The 9x18 Plan
In New York City, some innovative minds have developed the so-called “9 x 18 Plan,” that demonstrates how reducing the number of car-dependent citizens can broaden new opportunities for affordable housing. Named after the dimensions of a common parking space, the plan aims to lessen American construction’s wasteful, expensive reliance upon parking spots. Rather than reserving a personal space for every unit, the “9 x 18 Plan” posits that developers construct only as many parking places as necessary for the particular complex. The thinking follows that those individuals living in units based near public transportation would be less dependent on private transportation methods, and thus those renters would not utilize their available parking space.
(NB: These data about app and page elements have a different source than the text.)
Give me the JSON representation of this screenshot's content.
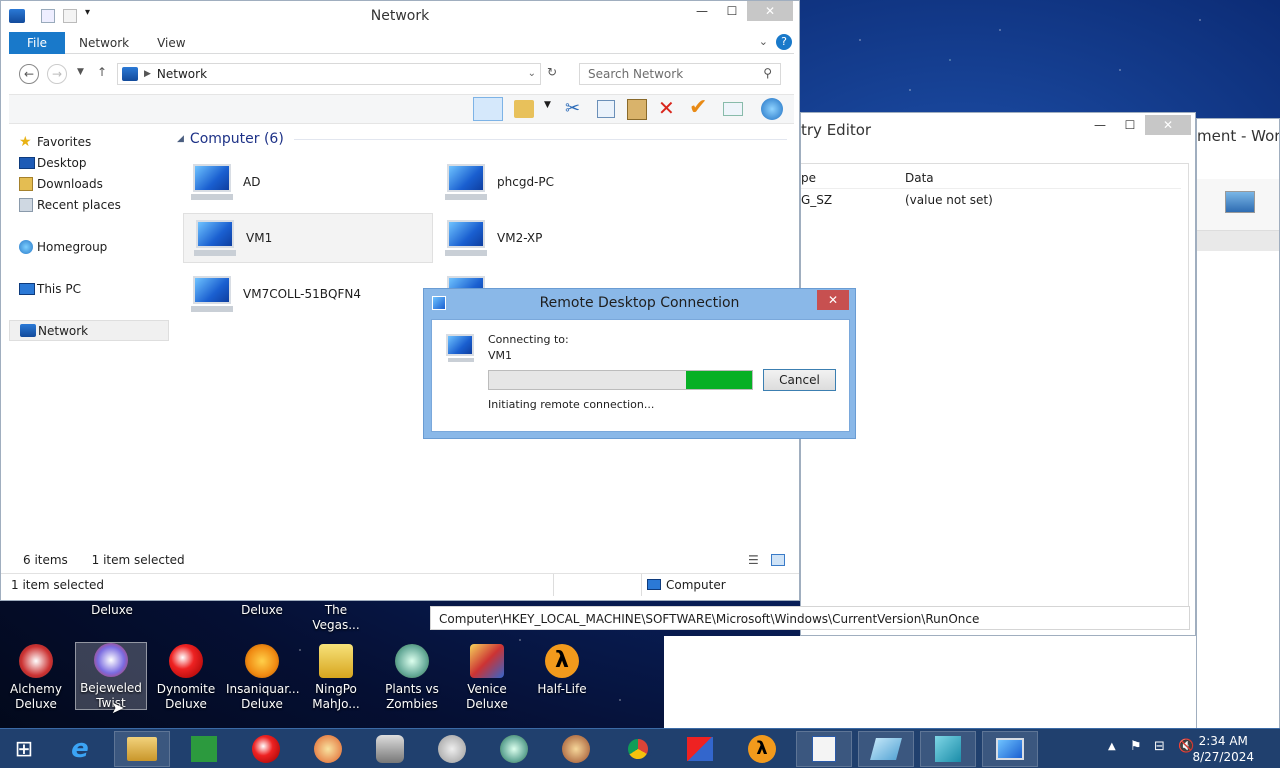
{
  "explorer": {
    "title": "Network",
    "ribbon_tabs": [
      "File",
      "Network",
      "View"
    ],
    "address": "Network",
    "search_placeholder": "Search Network",
    "nav": [
      "Favorites",
      "Desktop",
      "Downloads",
      "Recent places",
      "Homegroup",
      "This PC",
      "Network"
    ],
    "group_label": "Computer (6)",
    "computers": [
      "AD",
      "phcgd-PC",
      "VM1",
      "VM2-XP",
      "VM7COLL-51BQFN4"
    ],
    "status_items": "6 items",
    "status_selected": "1 item selected"
  },
  "registry": {
    "title": "try Editor",
    "col_type": "pe",
    "col_data": "Data",
    "row_type": "G_SZ",
    "row_data": "(value not set)",
    "status_left": "1 item selected",
    "status_right": "Computer",
    "path": "Computer\\HKEY_LOCAL_MACHINE\\SOFTWARE\\Microsoft\\Windows\\CurrentVersion\\RunOnce"
  },
  "word": {
    "title": "ment - Word"
  },
  "rdp": {
    "title": "Remote Desktop Connection",
    "connecting_label": "Connecting to:",
    "target": "VM1",
    "cancel": "Cancel",
    "status": "Initiating remote connection...",
    "progress": 0.25
  },
  "desktop": {
    "partial_labels": [
      "Deluxe",
      "Deluxe",
      "The Vegas..."
    ],
    "icons": [
      {
        "l1": "Alchemy",
        "l2": "Deluxe"
      },
      {
        "l1": "Bejeweled",
        "l2": "Twist"
      },
      {
        "l1": "Dynomite",
        "l2": "Deluxe"
      },
      {
        "l1": "Insaniquar...",
        "l2": "Deluxe"
      },
      {
        "l1": "NingPo",
        "l2": "MahJo..."
      },
      {
        "l1": "Plants vs",
        "l2": "Zombies"
      },
      {
        "l1": "Venice",
        "l2": "Deluxe"
      },
      {
        "l1": "Half-Life",
        "l2": ""
      }
    ]
  },
  "taskbar": {
    "time": "2:34 AM",
    "date": "8/27/2024"
  },
  "colors": {
    "accent": "#1979ca",
    "progress": "#06b025",
    "taskbar": "#20406e"
  }
}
Instead of wasting money on underused parking spaces, the plan maintains that free spaces could be converted into more affordable housing, store fronts, and green space. This proposition makes the development of transit-oriented development potentially even more enticing, revealing how the reduction of private transportation can create an avenue for further in-fill development, and the creation of affordable housing.
The current enthusiasm for international cities has created two inter-related problems: a lack of affordable housing and traffic congestion. Both issues pose long-term development obstacles to efficient urban development. However, it is becoming increasingly apparent, that these two issues can be addressed in tandem. Expansion of urban public transportation options creates new opportunities for the creation of low income housing. Close proximity to public transportation allows low income families to either use their private vehicle less, or to forego ownership of a car all together. By connecting low income people to public transportation networks, they are delivered greater access to their home city’s resources. At the same time, increased usage of public transportation decreases the number of drivers on the roadways. Transit-oriented development provides benefits for all urban citizens, and a brave new direction for modern cities.